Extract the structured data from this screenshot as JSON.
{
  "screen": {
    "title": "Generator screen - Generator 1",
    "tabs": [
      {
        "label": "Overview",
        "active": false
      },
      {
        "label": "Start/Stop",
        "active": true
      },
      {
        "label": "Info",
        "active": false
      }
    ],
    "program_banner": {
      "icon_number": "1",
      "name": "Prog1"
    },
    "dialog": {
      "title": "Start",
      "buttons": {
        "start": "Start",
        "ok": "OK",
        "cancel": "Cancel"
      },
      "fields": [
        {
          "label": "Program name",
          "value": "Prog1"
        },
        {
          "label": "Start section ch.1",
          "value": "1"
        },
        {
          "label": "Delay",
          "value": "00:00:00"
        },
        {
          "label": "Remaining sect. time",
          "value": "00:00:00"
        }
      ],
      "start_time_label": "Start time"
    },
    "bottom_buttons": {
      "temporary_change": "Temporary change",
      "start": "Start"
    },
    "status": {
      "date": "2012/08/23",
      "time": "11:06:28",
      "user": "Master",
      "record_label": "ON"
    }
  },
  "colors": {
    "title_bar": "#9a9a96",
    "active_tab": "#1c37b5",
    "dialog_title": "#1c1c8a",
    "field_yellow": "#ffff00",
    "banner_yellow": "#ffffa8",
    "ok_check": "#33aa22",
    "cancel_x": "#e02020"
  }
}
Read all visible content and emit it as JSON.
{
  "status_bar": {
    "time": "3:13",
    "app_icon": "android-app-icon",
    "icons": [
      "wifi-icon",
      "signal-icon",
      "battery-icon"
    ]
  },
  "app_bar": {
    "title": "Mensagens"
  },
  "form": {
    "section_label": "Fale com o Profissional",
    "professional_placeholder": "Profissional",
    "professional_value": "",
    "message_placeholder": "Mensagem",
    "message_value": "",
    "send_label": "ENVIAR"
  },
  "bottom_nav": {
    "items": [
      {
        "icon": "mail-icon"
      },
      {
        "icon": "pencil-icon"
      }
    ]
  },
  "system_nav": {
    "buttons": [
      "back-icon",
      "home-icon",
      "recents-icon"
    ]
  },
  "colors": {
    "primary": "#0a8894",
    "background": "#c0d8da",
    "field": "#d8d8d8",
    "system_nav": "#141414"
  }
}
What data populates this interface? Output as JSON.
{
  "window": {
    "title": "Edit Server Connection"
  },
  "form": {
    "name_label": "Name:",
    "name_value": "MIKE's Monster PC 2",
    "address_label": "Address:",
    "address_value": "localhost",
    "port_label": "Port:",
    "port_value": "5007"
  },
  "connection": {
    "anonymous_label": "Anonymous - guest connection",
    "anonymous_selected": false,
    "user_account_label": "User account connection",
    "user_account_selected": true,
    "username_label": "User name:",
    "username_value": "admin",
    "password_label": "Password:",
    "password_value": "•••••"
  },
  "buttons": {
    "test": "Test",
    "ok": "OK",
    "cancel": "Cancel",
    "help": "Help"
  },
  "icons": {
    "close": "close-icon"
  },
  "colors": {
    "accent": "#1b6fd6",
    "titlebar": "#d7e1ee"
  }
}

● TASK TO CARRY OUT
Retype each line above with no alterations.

● WRITTEN ANSWER
Extract the structured data from this screenshot as JSON.
{
  "screen": {
    "title": "Generator screen - Generator 1",
    "tabs": [
      {
        "label": "Overview",
        "active": false
      },
      {
        "label": "Start/Stop",
        "active": true
      },
      {
        "label": "Info",
        "active": false
      }
    ],
    "program_banner": {
      "icon_number": "1",
      "name": "Prog1"
    },
    "dialog": {
      "title": "Start",
      "buttons": {
        "start": "Start",
        "ok": "OK",
        "cancel": "Cancel"
      },
      "fields": [
        {
          "label": "Program name",
          "value": "Prog1"
        },
        {
          "label": "Start section ch.1",
          "value": "1"
        },
        {
          "label": "Delay",
          "value": "00:00:00"
        },
        {
          "label": "Remaining sect. time",
          "value": "00:00:00"
        }
      ],
      "start_time_label": "Start time"
    },
    "bottom_buttons": {
      "temporary_change": "Temporary change",
      "start": "Start"
    },
    "status": {
      "date": "2012/08/23",
      "time": "11:06:28",
      "user": "Master",
      "record_label": "ON"
    }
  },
  "colors": {
    "title_bar": "#9a9a96",
    "active_tab": "#1c37b5",
    "dialog_title": "#1c1c8a",
    "field_yellow": "#ffff00",
    "banner_yellow": "#ffffa8",
    "ok_check": "#33aa22",
    "cancel_x": "#e02020"
  }
}
Read all visible content and emit it as JSON.
{
  "status_bar": {
    "time": "3:13",
    "app_icon": "android-app-icon",
    "icons": [
      "wifi-icon",
      "signal-icon",
      "battery-icon"
    ]
  },
  "app_bar": {
    "title": "Mensagens"
  },
  "form": {
    "section_label": "Fale com o Profissional",
    "professional_placeholder": "Profissional",
    "professional_value": "",
    "message_placeholder": "Mensagem",
    "message_value": "",
    "send_label": "ENVIAR"
  },
  "bottom_nav": {
    "items": [
      {
        "icon": "mail-icon"
      },
      {
        "icon": "pencil-icon"
      }
    ]
  },
  "system_nav": {
    "buttons": [
      "back-icon",
      "home-icon",
      "recents-icon"
    ]
  },
  "colors": {
    "primary": "#0a8894",
    "background": "#c0d8da",
    "field": "#d8d8d8",
    "system_nav": "#141414"
  }
}
What data populates this interface? Output as JSON.
{
  "window": {
    "title": "Edit Server Connection"
  },
  "form": {
    "name_label": "Name:",
    "name_value": "MIKE's Monster PC 2",
    "address_label": "Address:",
    "address_value": "localhost",
    "port_label": "Port:",
    "port_value": "5007"
  },
  "connection": {
    "anonymous_label": "Anonymous - guest connection",
    "anonymous_selected": false,
    "user_account_label": "User account connection",
    "user_account_selected": true,
    "username_label": "User name:",
    "username_value": "admin",
    "password_label": "Password:",
    "password_value": "•••••"
  },
  "buttons": {
    "test": "Test",
    "ok": "OK",
    "cancel": "Cancel",
    "help": "Help"
  },
  "icons": {
    "close": "close-icon"
  },
  "colors": {
    "accent": "#1b6fd6",
    "titlebar": "#d7e1ee"
  }
}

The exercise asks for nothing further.